Many of you already know the pains of going through the routine security checks in airports across the country and worldwide. It looks like you can look forward to no longer having to remove your laptop from your carry on bag.
According to Bloomberg Government, the Transportation Security Administration (TSA), are updating the current scanners in many airport security checkpoints. The new scanners will utilize computed tomography or CT. This means that air passengers at a growing number of U.S. airports will no longer need to remove electronics, liquids, and other items from their carry-on luggage at security checkpoints.
“The TSA has taken a major step in a broader plan to revamp its overall screening process with faster, more advanced technology when it signed the contract Thursday for hundreds of new carry-on baggage screening machines,” Administrator David Pekoske said on a press call Friday.
The technology has been tested at several airports around the country, including the infamous JFK in New York, since 2017. The current x-ray technology is only capable of creating a 2-D image and this often results in requiring further inspection of certain items.
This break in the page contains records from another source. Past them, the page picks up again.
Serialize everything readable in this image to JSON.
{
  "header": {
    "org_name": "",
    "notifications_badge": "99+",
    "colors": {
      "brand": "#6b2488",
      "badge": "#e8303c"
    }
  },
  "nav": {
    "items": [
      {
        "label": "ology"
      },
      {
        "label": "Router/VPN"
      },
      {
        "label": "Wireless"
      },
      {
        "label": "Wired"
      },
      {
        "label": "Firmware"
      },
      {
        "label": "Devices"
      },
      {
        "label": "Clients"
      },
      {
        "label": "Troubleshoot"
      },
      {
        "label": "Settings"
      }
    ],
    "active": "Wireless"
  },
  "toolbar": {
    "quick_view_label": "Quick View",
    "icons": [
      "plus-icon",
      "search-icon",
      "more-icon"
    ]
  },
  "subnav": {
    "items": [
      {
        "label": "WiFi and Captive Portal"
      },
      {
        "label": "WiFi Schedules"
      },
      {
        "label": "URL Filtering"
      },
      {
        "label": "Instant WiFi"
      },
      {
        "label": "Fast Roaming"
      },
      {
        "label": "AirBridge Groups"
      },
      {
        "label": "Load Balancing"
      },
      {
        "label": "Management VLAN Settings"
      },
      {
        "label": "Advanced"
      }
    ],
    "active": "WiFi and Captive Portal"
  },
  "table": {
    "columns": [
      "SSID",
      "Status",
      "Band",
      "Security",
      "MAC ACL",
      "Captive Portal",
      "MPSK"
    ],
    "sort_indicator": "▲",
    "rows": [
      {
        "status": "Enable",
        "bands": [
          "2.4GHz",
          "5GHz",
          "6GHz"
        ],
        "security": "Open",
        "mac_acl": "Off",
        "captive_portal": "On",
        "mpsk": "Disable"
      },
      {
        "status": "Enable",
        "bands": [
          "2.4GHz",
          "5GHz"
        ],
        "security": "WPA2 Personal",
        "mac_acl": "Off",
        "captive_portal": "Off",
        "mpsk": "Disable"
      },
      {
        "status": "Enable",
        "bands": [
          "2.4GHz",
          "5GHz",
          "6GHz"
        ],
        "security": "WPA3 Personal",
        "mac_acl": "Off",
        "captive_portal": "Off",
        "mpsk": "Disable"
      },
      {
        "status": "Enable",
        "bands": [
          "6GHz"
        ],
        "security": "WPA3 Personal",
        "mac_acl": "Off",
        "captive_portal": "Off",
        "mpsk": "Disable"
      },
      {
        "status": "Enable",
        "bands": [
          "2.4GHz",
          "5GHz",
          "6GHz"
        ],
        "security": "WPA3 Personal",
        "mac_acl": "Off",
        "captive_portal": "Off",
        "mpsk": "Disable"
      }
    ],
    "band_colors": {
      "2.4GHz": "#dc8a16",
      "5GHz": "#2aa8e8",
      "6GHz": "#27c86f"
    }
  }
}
With CT, the creation of a 3-D image of the items occur, thus making it easy to identify which items have to come out of the bag, if necessary. The purpose of this technology is to allow TSA personnel to “see beyond unwanted clutter” making it possible to properly identify the contents of a piece of luggage and move through the process quicker and more efficiently.
“It’s not a little bit better, it’s a lot better,” Pekoske said of the technology.
While the CT pilot program didn’t show reduced wait times at participating airports, the agency is expecting the technology will speed up lines as passengers and staffers get used to the new processes. Pekoske said he expected more staff to be needed initially as the new machines are put in place. In total, the agency expects to replace its more than 2,000 X-ray machines with the CT equipment over the next eight years, he said.
The new technology is slated to circulate this summer. The $97 million contract will buy 300 machines, but the list of airports receiving them has yet to be made final.
President Donald Trump called for another 300 CT machines to be funded in his fiscal 2020 budget request released earlier this month.